Records from a data source:
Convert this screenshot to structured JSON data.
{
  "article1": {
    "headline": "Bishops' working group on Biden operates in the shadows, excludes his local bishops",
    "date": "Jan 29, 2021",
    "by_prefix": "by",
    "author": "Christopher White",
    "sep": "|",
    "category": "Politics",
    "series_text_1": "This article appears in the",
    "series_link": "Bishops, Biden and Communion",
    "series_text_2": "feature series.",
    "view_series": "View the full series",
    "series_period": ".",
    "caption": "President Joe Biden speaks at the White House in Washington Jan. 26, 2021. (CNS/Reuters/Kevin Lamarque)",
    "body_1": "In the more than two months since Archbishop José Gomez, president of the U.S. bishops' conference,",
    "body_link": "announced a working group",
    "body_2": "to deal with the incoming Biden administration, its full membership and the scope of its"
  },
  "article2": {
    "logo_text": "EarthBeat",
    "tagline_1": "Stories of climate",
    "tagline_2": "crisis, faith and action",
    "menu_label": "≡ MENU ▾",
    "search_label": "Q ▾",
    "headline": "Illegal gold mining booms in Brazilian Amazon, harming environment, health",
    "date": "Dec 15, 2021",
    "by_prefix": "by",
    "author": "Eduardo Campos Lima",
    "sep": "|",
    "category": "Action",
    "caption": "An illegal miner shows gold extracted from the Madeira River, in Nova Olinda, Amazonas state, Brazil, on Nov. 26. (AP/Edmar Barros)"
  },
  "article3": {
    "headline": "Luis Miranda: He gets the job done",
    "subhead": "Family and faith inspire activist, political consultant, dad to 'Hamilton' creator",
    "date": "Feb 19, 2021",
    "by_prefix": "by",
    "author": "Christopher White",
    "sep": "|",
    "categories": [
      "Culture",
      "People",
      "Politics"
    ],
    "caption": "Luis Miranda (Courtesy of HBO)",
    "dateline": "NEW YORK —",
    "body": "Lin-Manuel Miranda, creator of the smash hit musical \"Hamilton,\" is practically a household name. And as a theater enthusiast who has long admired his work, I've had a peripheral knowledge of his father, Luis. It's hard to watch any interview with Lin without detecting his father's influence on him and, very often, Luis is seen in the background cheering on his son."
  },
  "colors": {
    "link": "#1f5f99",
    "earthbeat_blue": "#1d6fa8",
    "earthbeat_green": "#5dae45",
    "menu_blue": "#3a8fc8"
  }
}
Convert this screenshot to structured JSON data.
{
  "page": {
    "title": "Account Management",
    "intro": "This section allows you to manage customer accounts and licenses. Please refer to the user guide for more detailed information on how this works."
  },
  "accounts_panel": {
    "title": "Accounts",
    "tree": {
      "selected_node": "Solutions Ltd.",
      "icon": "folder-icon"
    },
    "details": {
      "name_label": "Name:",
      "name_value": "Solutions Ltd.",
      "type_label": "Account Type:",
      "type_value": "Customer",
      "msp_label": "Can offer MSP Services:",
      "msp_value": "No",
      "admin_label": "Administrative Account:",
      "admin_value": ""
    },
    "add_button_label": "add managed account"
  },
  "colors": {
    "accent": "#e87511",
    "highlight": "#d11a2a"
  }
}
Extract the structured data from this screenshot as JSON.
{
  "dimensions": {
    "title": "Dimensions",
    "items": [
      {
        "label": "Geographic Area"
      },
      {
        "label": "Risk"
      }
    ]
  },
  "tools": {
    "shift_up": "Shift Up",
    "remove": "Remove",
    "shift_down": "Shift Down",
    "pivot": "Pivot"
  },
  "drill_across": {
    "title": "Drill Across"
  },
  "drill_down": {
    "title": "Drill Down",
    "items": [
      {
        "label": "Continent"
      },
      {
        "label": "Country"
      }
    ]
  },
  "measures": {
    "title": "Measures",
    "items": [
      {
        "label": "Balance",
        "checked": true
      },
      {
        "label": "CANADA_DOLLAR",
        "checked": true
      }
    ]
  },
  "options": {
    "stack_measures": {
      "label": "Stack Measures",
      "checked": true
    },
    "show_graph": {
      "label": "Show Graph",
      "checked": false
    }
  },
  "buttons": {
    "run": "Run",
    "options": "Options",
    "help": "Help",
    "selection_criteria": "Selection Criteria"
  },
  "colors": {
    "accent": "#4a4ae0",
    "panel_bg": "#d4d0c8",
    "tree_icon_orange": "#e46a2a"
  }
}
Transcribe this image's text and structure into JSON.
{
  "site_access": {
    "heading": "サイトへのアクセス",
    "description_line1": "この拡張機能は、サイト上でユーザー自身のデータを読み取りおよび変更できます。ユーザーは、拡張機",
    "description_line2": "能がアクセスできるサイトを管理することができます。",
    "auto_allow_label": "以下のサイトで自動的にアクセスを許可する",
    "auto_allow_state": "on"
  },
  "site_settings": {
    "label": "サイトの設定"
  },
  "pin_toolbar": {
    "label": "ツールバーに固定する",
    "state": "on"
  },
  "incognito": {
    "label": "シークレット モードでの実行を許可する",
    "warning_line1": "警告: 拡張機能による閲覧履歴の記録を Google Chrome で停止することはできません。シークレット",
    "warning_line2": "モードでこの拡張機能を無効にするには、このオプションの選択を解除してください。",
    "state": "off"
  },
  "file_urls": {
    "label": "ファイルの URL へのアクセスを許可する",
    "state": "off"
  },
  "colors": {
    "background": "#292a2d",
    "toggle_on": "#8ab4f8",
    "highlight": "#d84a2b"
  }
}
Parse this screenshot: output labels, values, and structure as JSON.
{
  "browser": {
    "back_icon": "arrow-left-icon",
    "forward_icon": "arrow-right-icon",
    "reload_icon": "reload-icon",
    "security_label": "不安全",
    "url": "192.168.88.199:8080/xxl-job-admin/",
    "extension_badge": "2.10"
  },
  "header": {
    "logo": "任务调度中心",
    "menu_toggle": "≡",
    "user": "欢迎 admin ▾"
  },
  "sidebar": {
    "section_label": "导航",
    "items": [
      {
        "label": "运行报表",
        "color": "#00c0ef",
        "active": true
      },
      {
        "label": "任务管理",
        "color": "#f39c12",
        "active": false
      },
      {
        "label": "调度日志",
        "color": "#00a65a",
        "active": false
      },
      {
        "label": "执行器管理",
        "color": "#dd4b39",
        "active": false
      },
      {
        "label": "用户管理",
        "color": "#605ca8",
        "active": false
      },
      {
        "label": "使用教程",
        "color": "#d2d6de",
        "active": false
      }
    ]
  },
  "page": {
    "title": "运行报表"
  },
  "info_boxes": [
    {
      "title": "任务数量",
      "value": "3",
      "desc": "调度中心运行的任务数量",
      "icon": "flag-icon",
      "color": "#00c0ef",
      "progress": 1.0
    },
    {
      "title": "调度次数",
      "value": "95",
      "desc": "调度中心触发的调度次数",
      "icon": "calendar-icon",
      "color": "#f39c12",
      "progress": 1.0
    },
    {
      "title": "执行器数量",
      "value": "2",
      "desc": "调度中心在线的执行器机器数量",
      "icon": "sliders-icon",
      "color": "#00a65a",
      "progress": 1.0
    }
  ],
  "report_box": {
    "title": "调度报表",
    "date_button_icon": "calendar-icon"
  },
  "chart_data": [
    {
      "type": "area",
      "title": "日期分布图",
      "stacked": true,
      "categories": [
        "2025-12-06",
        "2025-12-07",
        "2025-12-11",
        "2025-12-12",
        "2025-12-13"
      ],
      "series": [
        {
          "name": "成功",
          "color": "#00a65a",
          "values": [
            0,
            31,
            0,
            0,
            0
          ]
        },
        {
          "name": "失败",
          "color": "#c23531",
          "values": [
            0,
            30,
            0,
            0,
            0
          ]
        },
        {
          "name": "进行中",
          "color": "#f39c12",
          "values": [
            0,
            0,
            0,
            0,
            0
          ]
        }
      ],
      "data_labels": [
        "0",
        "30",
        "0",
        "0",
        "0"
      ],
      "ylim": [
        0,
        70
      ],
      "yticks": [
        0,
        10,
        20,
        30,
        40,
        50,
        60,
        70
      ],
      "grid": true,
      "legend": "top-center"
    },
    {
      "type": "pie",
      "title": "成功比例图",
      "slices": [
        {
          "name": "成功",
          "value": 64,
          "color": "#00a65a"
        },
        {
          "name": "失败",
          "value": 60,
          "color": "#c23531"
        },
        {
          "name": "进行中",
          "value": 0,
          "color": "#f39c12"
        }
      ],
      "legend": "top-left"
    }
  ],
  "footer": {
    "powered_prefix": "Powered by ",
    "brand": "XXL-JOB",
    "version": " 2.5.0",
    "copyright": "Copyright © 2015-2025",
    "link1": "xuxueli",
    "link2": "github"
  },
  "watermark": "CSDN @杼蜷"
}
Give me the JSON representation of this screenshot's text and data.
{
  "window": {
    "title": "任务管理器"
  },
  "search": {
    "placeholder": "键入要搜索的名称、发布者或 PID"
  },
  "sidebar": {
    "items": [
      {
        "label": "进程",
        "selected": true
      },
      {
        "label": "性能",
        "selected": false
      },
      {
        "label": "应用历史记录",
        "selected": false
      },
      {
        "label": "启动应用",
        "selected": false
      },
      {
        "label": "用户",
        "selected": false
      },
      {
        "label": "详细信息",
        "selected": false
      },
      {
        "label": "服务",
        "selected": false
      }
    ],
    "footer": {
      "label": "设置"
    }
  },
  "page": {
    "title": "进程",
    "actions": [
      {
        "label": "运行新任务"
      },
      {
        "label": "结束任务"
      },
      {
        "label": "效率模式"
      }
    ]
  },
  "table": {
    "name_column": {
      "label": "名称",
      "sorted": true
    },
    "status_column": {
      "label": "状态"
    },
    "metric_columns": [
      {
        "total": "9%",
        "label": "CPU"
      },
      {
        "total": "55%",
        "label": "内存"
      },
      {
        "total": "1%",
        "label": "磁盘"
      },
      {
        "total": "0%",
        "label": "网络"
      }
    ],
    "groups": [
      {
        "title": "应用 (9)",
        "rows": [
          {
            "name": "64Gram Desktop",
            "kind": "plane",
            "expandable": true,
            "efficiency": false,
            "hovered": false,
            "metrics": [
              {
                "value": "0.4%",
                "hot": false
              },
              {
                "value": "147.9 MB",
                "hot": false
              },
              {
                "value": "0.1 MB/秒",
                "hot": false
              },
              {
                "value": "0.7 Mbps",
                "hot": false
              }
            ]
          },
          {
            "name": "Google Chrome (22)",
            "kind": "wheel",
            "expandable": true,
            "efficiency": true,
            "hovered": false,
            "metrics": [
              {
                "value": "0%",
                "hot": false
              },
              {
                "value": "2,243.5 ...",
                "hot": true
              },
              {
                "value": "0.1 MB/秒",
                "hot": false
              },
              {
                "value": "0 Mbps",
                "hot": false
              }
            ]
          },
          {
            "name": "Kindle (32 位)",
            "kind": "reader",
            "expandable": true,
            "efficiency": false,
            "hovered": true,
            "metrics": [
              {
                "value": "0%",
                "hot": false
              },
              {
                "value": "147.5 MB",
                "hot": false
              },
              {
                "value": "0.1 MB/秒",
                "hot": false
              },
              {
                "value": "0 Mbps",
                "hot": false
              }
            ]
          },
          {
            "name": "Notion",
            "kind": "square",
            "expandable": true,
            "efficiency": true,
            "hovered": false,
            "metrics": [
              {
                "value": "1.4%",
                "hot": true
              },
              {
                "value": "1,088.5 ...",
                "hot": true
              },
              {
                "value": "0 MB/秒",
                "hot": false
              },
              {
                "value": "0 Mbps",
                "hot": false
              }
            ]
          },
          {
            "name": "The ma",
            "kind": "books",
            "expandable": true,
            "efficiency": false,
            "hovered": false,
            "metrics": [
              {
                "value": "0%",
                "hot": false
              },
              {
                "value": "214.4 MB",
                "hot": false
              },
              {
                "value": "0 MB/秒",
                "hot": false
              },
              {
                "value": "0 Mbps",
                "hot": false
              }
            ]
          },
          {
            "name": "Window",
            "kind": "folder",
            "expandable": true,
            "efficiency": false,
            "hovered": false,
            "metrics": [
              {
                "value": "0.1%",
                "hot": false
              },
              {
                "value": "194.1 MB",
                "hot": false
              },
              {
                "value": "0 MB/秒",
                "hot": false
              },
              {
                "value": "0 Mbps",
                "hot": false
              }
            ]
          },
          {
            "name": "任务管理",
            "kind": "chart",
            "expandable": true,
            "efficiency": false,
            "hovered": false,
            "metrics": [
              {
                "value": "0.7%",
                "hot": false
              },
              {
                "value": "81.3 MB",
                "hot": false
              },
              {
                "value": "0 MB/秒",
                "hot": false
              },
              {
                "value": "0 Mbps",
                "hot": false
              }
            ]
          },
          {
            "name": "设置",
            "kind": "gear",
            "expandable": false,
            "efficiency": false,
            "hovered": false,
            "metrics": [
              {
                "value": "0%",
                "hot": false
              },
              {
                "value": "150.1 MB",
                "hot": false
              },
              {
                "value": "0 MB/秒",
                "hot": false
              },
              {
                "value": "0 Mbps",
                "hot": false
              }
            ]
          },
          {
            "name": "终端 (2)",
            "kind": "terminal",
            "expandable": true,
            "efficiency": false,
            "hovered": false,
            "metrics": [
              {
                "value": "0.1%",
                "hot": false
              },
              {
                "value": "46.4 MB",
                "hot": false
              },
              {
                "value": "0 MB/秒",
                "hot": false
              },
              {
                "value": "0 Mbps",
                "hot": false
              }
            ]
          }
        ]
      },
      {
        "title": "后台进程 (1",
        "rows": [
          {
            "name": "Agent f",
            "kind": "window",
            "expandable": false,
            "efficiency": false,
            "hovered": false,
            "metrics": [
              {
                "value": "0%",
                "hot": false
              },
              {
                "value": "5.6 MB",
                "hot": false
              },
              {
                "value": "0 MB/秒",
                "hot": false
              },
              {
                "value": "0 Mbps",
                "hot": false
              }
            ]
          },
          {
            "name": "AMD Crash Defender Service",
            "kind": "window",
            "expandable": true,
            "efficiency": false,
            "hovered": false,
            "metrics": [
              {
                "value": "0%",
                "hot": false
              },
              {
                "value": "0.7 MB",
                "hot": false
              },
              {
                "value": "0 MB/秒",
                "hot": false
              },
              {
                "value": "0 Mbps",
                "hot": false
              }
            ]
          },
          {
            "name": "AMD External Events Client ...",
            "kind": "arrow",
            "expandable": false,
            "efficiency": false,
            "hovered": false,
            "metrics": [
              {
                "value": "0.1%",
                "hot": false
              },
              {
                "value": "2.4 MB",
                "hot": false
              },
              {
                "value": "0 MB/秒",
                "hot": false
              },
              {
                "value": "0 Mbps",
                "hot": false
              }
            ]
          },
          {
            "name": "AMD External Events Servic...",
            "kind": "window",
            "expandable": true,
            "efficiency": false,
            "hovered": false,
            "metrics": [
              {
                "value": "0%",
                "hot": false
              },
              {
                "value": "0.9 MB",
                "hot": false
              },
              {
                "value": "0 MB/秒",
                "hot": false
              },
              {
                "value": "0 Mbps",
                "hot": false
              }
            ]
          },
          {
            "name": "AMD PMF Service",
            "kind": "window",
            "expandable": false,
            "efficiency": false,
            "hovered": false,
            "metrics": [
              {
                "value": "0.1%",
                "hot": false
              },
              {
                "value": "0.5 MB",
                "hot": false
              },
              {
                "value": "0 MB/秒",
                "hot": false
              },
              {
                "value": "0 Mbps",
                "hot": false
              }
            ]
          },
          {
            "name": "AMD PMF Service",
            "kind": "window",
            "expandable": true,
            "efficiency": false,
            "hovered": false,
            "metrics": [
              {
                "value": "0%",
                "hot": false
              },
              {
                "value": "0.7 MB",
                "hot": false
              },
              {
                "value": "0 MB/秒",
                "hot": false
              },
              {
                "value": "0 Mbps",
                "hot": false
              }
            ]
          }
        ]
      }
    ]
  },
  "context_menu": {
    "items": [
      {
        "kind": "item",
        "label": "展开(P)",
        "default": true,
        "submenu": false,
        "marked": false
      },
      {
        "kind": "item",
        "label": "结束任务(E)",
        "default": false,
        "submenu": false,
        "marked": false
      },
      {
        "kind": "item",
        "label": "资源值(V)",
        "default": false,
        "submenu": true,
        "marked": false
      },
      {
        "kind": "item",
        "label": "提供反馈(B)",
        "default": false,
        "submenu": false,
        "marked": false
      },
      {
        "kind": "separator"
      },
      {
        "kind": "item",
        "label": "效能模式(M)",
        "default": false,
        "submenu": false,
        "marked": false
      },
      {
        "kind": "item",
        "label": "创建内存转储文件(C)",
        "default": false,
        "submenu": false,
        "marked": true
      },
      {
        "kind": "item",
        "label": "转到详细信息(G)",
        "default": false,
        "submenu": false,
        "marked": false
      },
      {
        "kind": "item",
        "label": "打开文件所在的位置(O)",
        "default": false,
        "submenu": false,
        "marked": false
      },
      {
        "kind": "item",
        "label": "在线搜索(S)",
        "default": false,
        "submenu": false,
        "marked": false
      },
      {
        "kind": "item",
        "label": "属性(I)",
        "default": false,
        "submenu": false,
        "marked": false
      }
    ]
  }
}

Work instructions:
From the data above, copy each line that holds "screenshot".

Reply to the task:
Convert this screenshot to structured JSON data.
Convert this screenshot to structured JSON data.
Extract the structured data from this screenshot as JSON.
Parse this screenshot: output labels, values, and structure as JSON.
Give me the JSON representation of this screenshot's text and data.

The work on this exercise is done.